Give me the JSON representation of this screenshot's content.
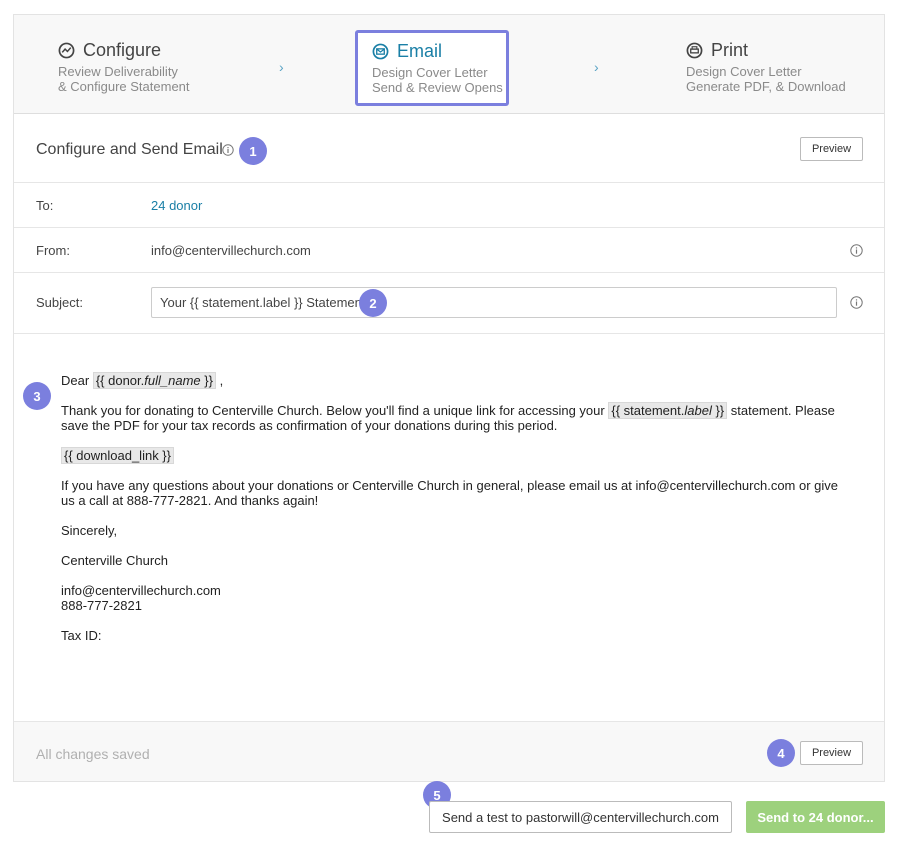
{
  "steps": [
    {
      "title": "Configure",
      "line1": "Review Deliverability",
      "line2": "& Configure Statement",
      "icon": "chart-circle-icon"
    },
    {
      "title": "Email",
      "line1": "Design Cover Letter",
      "line2": "Send & Review Opens",
      "icon": "envelope-circle-icon"
    },
    {
      "title": "Print",
      "line1": "Design Cover Letter",
      "line2": "Generate PDF, & Download",
      "icon": "printer-circle-icon"
    }
  ],
  "step_separator": "›",
  "header": {
    "title": "Configure and Send Email",
    "preview_label": "Preview"
  },
  "fields": {
    "to_label": "To:",
    "to_value": "24 donor",
    "from_label": "From:",
    "from_value": "info@centervillechurch.com",
    "subject_label": "Subject:",
    "subject_value": "Your {{ statement.label }} Statement"
  },
  "body": {
    "greeting_prefix": "Dear",
    "greeting_tag_open": "{{ donor.",
    "greeting_tag_var": "full_name",
    "greeting_tag_close": " }}",
    "greeting_suffix": ",",
    "p1_a": "Thank you for donating to Centerville Church. Below you'll find a unique link for accessing your",
    "p1_tag_open": "{{ statement.",
    "p1_tag_var": "label",
    "p1_tag_close": " }}",
    "p1_b": "statement. Please save the PDF for your tax records as confirmation of your donations during this period.",
    "download_tag": "{{ download_link }}",
    "p2": "If you have any questions about your donations or Centerville Church in general, please email us at info@centervillechurch.com or give us a call at 888-777-2821. And thanks again!",
    "sign_off": "Sincerely,",
    "org_name": "Centerville Church",
    "contact_email": "info@centervillechurch.com",
    "contact_phone": "888-777-2821",
    "tax_id": "Tax ID:"
  },
  "footer": {
    "saved_status": "All changes saved",
    "preview_label": "Preview"
  },
  "actions": {
    "test_label": "Send a test to pastorwill@centervillechurch.com",
    "send_label": "Send to 24 donor..."
  },
  "badges": [
    "1",
    "2",
    "3",
    "4",
    "5"
  ],
  "colors": {
    "accent": "#7b7fde",
    "link": "#1a7fa6",
    "send_button": "#9dd17d"
  }
}
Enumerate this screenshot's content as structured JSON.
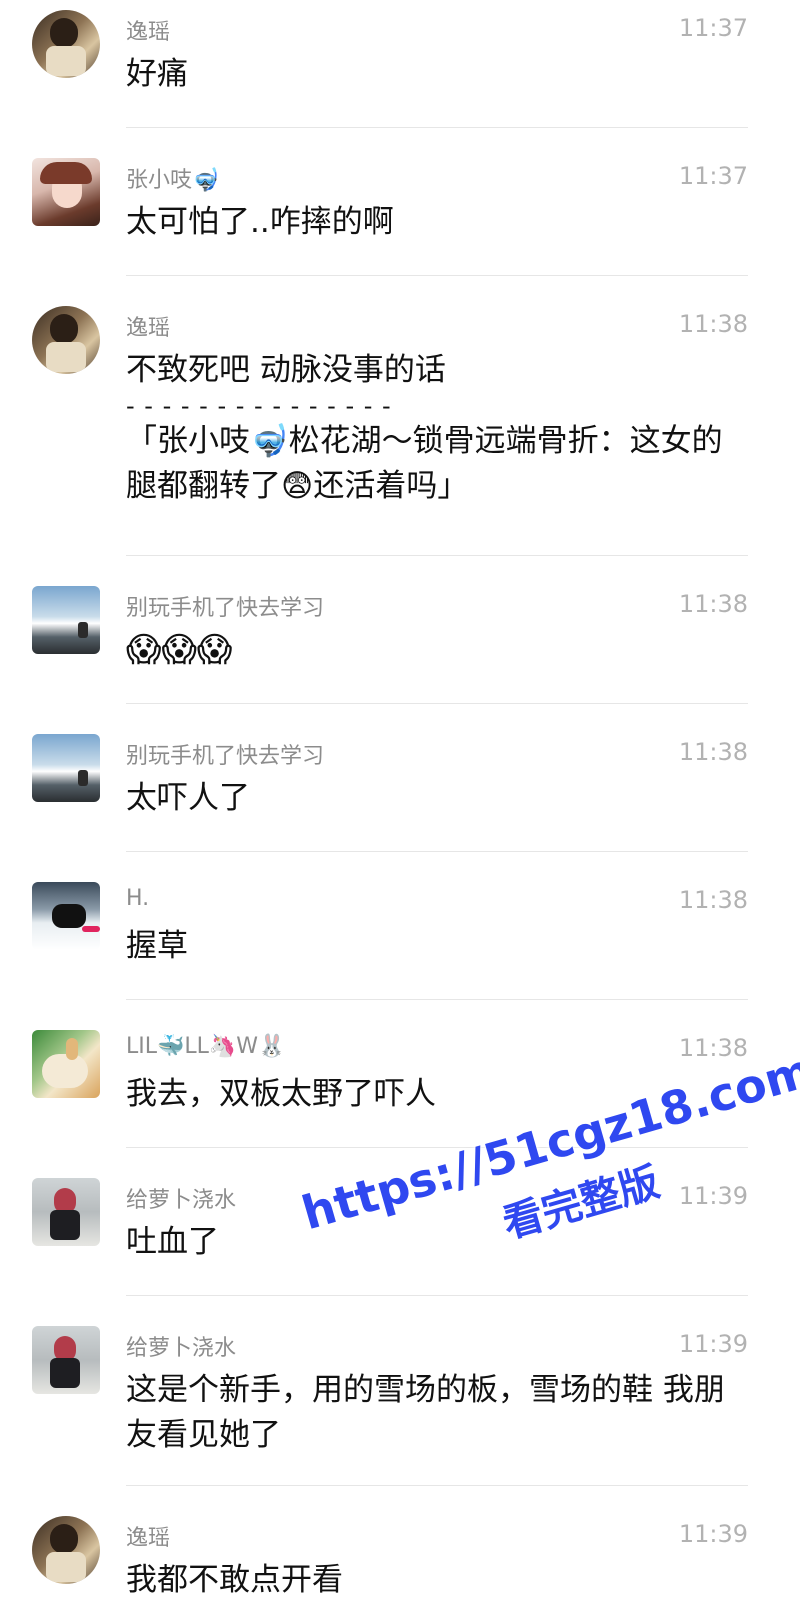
{
  "messages": [
    {
      "name": "逸瑶",
      "time": "11:37",
      "text": "好痛"
    },
    {
      "name": "张小吱🤿",
      "time": "11:37",
      "text": "太可怕了..咋摔的啊"
    },
    {
      "name": "逸瑶",
      "time": "11:38",
      "text": "不致死吧  动脉没事的话",
      "separator": "- - - - - - - - - - - - - - -",
      "quote": "「张小吱🤿松花湖～锁骨远端骨折：这女的腿都翻转了😨还活着吗」"
    },
    {
      "name": "别玩手机了快去学习",
      "time": "11:38",
      "text": "😱😱😱"
    },
    {
      "name": "别玩手机了快去学习",
      "time": "11:38",
      "text": "太吓人了"
    },
    {
      "name": "H.",
      "time": "11:38",
      "text": "握草"
    },
    {
      "name": "LIL🐳LL🦄W🐰",
      "time": "11:38",
      "text": "我去，双板太野了吓人"
    },
    {
      "name": "给萝卜浇水",
      "time": "11:39",
      "text": "吐血了"
    },
    {
      "name": "给萝卜浇水",
      "time": "11:39",
      "text": "这是个新手，用的雪场的板，雪场的鞋 我朋友看见她了"
    },
    {
      "name": "逸瑶",
      "time": "11:39",
      "text": "我都不敢点开看"
    }
  ],
  "watermark": {
    "line1": "https://51cgz18.com",
    "line2": "看完整版"
  }
}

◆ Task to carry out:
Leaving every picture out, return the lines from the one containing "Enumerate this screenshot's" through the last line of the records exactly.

◆ Output of the task:
Enumerate this screenshot's content as structured JSON.
{
  "messages": [
    {
      "name": "逸瑶",
      "time": "11:37",
      "text": "好痛"
    },
    {
      "name": "张小吱🤿",
      "time": "11:37",
      "text": "太可怕了..咋摔的啊"
    },
    {
      "name": "逸瑶",
      "time": "11:38",
      "text": "不致死吧  动脉没事的话",
      "separator": "- - - - - - - - - - - - - - -",
      "quote": "「张小吱🤿松花湖～锁骨远端骨折：这女的腿都翻转了😨还活着吗」"
    },
    {
      "name": "别玩手机了快去学习",
      "time": "11:38",
      "text": "😱😱😱"
    },
    {
      "name": "别玩手机了快去学习",
      "time": "11:38",
      "text": "太吓人了"
    },
    {
      "name": "H.",
      "time": "11:38",
      "text": "握草"
    },
    {
      "name": "LIL🐳LL🦄W🐰",
      "time": "11:38",
      "text": "我去，双板太野了吓人"
    },
    {
      "name": "给萝卜浇水",
      "time": "11:39",
      "text": "吐血了"
    },
    {
      "name": "给萝卜浇水",
      "time": "11:39",
      "text": "这是个新手，用的雪场的板，雪场的鞋 我朋友看见她了"
    },
    {
      "name": "逸瑶",
      "time": "11:39",
      "text": "我都不敢点开看"
    }
  ],
  "watermark": {
    "line1": "https://51cgz18.com",
    "line2": "看完整版"
  }
}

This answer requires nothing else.